…I am writing this last letter so that you won’t prevent my plan, which will take place in two phases; first, eliminate from my life everything that is falsehood, duplicity, equivocation, mystery; second, begin a new life, on a new basis, in order to repair the wrongs that I have done, in order to redeem myself, to help the workers, the peasants (to whom I am tied with every fiber of my heart), and my country.
From here he would leave Italy for Switzerland, where he would go on to become Ignazio Silone, writer. The Silvestri chapter in Bitter Spring is fascinating and meticulous, and Pugliese leaves no stone unturned in trying to find answers. The play-by-play of reasons for and against is almost like watching a tennis match. He posits theories, unspools them, chases them down, ask questions; and ultimately leaves it to the reader to decide. In the end we are left with no definite answer, no final “truth.” The chapter ends:

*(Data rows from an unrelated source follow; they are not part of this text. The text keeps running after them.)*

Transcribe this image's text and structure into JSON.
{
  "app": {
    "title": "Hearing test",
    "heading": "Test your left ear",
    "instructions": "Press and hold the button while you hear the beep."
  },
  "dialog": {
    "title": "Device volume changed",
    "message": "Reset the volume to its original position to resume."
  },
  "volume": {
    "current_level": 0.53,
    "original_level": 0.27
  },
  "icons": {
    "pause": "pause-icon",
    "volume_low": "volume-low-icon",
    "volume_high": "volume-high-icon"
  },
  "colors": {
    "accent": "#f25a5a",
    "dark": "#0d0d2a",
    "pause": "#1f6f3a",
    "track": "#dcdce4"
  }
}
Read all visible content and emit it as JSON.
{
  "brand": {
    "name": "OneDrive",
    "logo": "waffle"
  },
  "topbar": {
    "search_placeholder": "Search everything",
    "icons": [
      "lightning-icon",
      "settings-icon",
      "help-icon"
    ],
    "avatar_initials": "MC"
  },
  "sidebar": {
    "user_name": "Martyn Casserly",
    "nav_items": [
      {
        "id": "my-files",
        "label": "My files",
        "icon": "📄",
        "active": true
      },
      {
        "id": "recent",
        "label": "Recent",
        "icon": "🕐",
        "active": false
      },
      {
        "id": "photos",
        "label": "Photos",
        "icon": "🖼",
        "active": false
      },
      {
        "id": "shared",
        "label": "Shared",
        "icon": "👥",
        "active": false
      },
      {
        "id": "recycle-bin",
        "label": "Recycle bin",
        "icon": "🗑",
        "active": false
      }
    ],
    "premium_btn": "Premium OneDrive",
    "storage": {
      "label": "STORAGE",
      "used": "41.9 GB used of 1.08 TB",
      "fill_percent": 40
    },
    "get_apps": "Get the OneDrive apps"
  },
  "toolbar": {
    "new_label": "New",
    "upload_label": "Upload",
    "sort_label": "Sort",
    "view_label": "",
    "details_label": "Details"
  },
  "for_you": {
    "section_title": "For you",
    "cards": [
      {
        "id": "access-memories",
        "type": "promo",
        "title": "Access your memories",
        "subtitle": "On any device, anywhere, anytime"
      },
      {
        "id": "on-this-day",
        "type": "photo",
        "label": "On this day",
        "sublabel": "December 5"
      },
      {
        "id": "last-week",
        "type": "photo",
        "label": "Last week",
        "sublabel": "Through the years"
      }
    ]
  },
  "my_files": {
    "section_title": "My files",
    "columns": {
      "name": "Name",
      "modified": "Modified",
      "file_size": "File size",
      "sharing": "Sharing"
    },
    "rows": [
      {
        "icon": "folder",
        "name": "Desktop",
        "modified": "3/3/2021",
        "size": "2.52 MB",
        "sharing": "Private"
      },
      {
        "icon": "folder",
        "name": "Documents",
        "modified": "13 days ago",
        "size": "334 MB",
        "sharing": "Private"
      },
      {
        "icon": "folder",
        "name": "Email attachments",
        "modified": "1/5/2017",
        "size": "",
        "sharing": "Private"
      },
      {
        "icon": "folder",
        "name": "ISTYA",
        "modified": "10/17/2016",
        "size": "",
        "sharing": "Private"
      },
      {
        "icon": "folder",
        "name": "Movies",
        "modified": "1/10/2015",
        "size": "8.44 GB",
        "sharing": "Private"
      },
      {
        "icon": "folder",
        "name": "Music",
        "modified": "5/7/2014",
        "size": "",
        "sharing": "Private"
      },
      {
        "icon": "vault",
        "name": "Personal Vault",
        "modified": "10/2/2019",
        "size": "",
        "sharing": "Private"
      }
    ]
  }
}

Late in life, Silone intriguingly revealed in an interview that “there is a secret in my life; it is written between the lines of my novels.” Was he referring to his relationship with Bellone or something else entirely? With most of the protagonists in this most recent controversy long dead, we may never really untangle the mystery…. The answer – if there is one – lies, like Silone, somewhere in the no-man’s land between hagiography and the archives.
And so we finally leave my cugino del cuore, there in his grave on the hill of Pescina, just about an hour’s drive, if one takes the autostrada, from the place where my Abruzzese forebears hailed. (My favorite leg of the trip as provided by Yahoo Maps being: Make a Sharp Right Turn on STRADA FOSSO DELL'INFERNO.) Darina Laracy Silone is far away from the Ditch of Hell, however. At her request, after she died, Darina’s sisters scattered her ashes over the Irish Sea.